Biculturally or multiculturally, the deeper you go you actually find that all these recesses are connected. The deeper you go, the more connected you are. The shallower you become, the more separated they are. Or to put it another way, the higher you reach into the respective cultures, the more you see all the branches and leaves touching each other. But the stalk, the stem, the trunk are very separated. This is where our level of art is. They are very separated. But if you go deeper, the roots touch. You go higher, the branches touch, the leaves touch. And of course the cross-pollination is done up there. And you absorb the same nutrients, deep underneath. And this is the beauty of multiculturalism.
—Kuo Pao Kun. (Excerpt from “Between Two Worlds: A Conversation with Kuo Pao Kun” in 9 Lives: 10 years of Singapore Theatre (1987-1997). The Necessary Stage, 1997.)
No one person, on setting foot in a tropical rainforest, can expect to understand everything they hear there; from the creak and rustle of the trees to animal calls and birdsong from high above, the aural palette of a rainforest is rich in its diversity. Nor could any single person hope to make themselves fully understood to any one inhabitant of this lively, cacophonous environment.
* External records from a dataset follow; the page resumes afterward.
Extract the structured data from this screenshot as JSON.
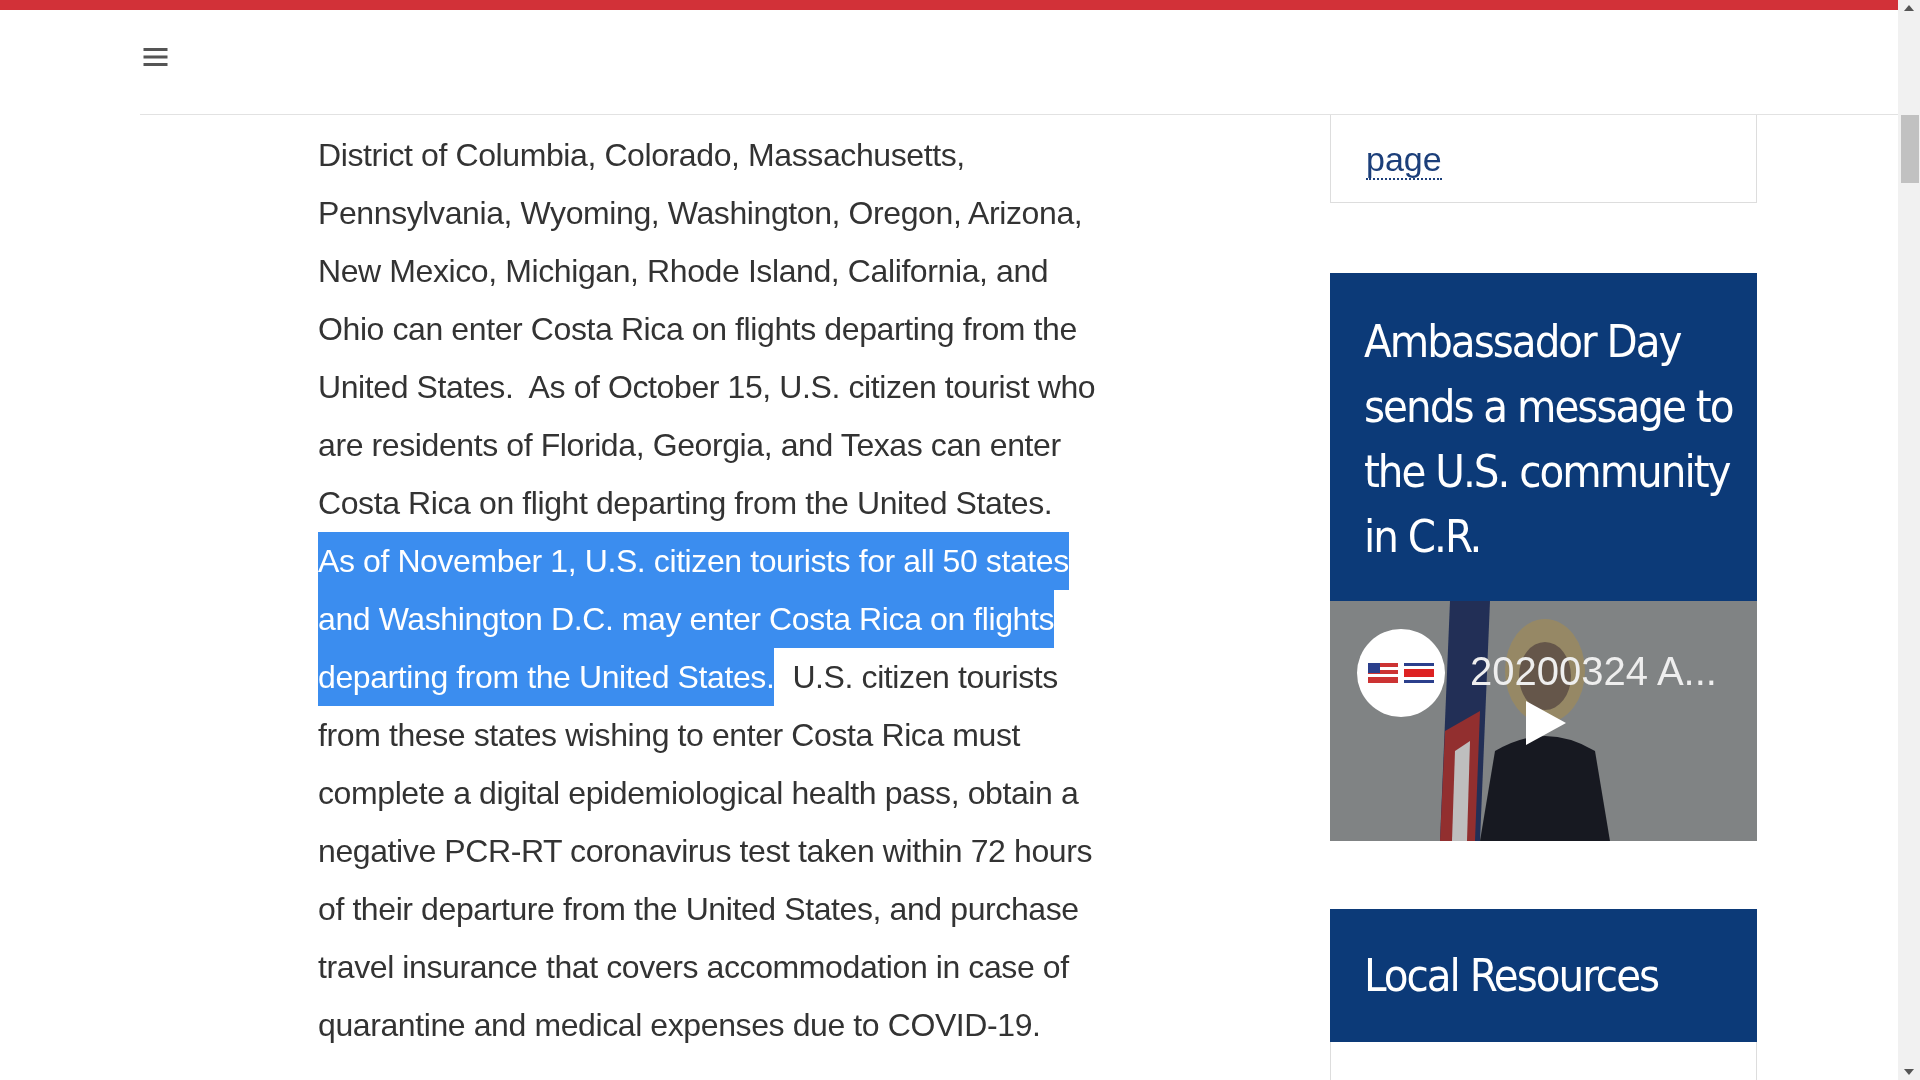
{
  "article": {
    "lines": [
      {
        "segments": [
          {
            "text": "District of Columbia, Colorado, Massachusetts,",
            "selected": false
          }
        ]
      },
      {
        "segments": [
          {
            "text": "Pennsylvania, Wyoming, Washington, Oregon, Arizona,",
            "selected": false
          }
        ]
      },
      {
        "segments": [
          {
            "text": "New Mexico, Michigan, Rhode Island, California, and",
            "selected": false
          }
        ]
      },
      {
        "segments": [
          {
            "text": "Ohio can enter Costa Rica on flights departing from the",
            "selected": false
          }
        ]
      },
      {
        "segments": [
          {
            "text": "United States.  As of October 15, U.S. citizen tourist who",
            "selected": false
          }
        ]
      },
      {
        "segments": [
          {
            "text": "are residents of Florida, Georgia, and Texas can enter",
            "selected": false
          }
        ]
      },
      {
        "segments": [
          {
            "text": "Costa Rica on flight departing from the United States.",
            "selected": false
          }
        ]
      },
      {
        "segments": [
          {
            "text": "As of November 1, U.S. citizen tourists for all 50 states",
            "selected": true
          }
        ]
      },
      {
        "segments": [
          {
            "text": "and Washington D.C. may enter Costa Rica on flights",
            "selected": true
          }
        ]
      },
      {
        "segments": [
          {
            "text": "departing from the United States.",
            "selected": true
          },
          {
            "text": "U.S. citizen tourists",
            "selected": false
          }
        ]
      },
      {
        "segments": [
          {
            "text": "from these states wishing to enter Costa Rica must",
            "selected": false
          }
        ]
      },
      {
        "segments": [
          {
            "text": "complete a digital epidemiological health pass, obtain a",
            "selected": false
          }
        ]
      },
      {
        "segments": [
          {
            "text": "negative PCR-RT coronavirus test taken within 72 hours",
            "selected": false
          }
        ]
      },
      {
        "segments": [
          {
            "text": "of their departure from the United States, and purchase",
            "selected": false
          }
        ]
      },
      {
        "segments": [
          {
            "text": "travel insurance that covers accommodation in case of",
            "selected": false
          }
        ]
      },
      {
        "segments": [
          {
            "text": "quarantine and medical expenses due to COVID-19.",
            "selected": false
          }
        ]
      }
    ]
  },
  "sidebar": {
    "advisory_link": "page",
    "video_card": {
      "title": "Ambassador Day sends a message to the U.S. community in C.R.",
      "video": {
        "title": "20200324 A..."
      }
    },
    "resources_card": {
      "title": "Local Resources"
    }
  }
}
Even in the world beyond the rainforest, such an experience is familiar, even commonplace. In a global society, we interact freely with people from all sorts of different cultures, backgrounds, and outlooks. These connections can give rise to tension, confusion, and even conflict. Language barriers can be frustrating enough. Add on difficulties in understanding each other’s most basic perspectives, and it becomes tempting to think that we are doomed to live in Babel, where our differences can only divide us and make it impossible to achieve our goals.
Yet a rainforest does not thrive in spite of its diversity, but as a result of it. The confluence of a myriad different inhabitants, each with their own way of existing as part of the wider world and interacting with it, is what truly brings a rainforest to life and keeps it healthy and functioning. This treetop Babel is not a curse, but a state of joyous celebration. Cross-pollination, and interactions between even the most disparate creatures, serve to strengthen the life of the forest as a whole, and those who live within it.
No one person can hope to understand the whole world, just as no single perspective can or should be the definitive approach to life. Rather than detracting from the value of each outlook and mode of living, this makes every individual and experience more valuable in its contribution to an ever-richer and more holistic understanding of existence. Our existence in Babel is thus less a curse, and more a cause for celebration of the rich diversity of our cultures and outlooks.
To start off our celebration, we will be featuring pieces that result from that particular kind of cross-pollination we call ‘translation’. Some of these are the culmination of conversations between not only the author and the translator, but the author with a team of translators. One such work is the English-to-Myanmar translation of renowned Singapore writer and playwright Alfian Sa’at’s short story The Hole, which was translated by no less than ten accomplished translators under the guidance of leading Myanmar translator Moe Thet Han. Another such work is the Chinese-to-English translation of Lee Hui Min’s essay Growing Up In Babel, translated by five young people as part of The Select Centre’s Mentorship Programme. The essay itself highlights how everyday acts of translation can enrich our lives.
We are also delighted to feature a piece of great significance to the Chinese community in Singapore: Little Sparrow Found a Twig, a classic xinyao song by Dr Liang Wern Fook. It was banned from broadcast for 23 years after its release in 1990 for its inclusion of one line in Cantonese alongside the rest of the Mandarin lyrics. On being un-banned, the song was broadcast simultaneously by Singapore’s three largest Chinese-language radio stations. It is a great joy to be able to share in the transmission of this work, newly translated into English by Tina Sim.
We hope you will enjoy this celebration of the diverse world we all share.
Margaret Devadason is the Associate Editor of Canopy. A Singaporean of mixed descent, she is currently pursuing a degree in Linguistics and Multilingual Studies with a minor in Creative Writing at Nanyang Technological University.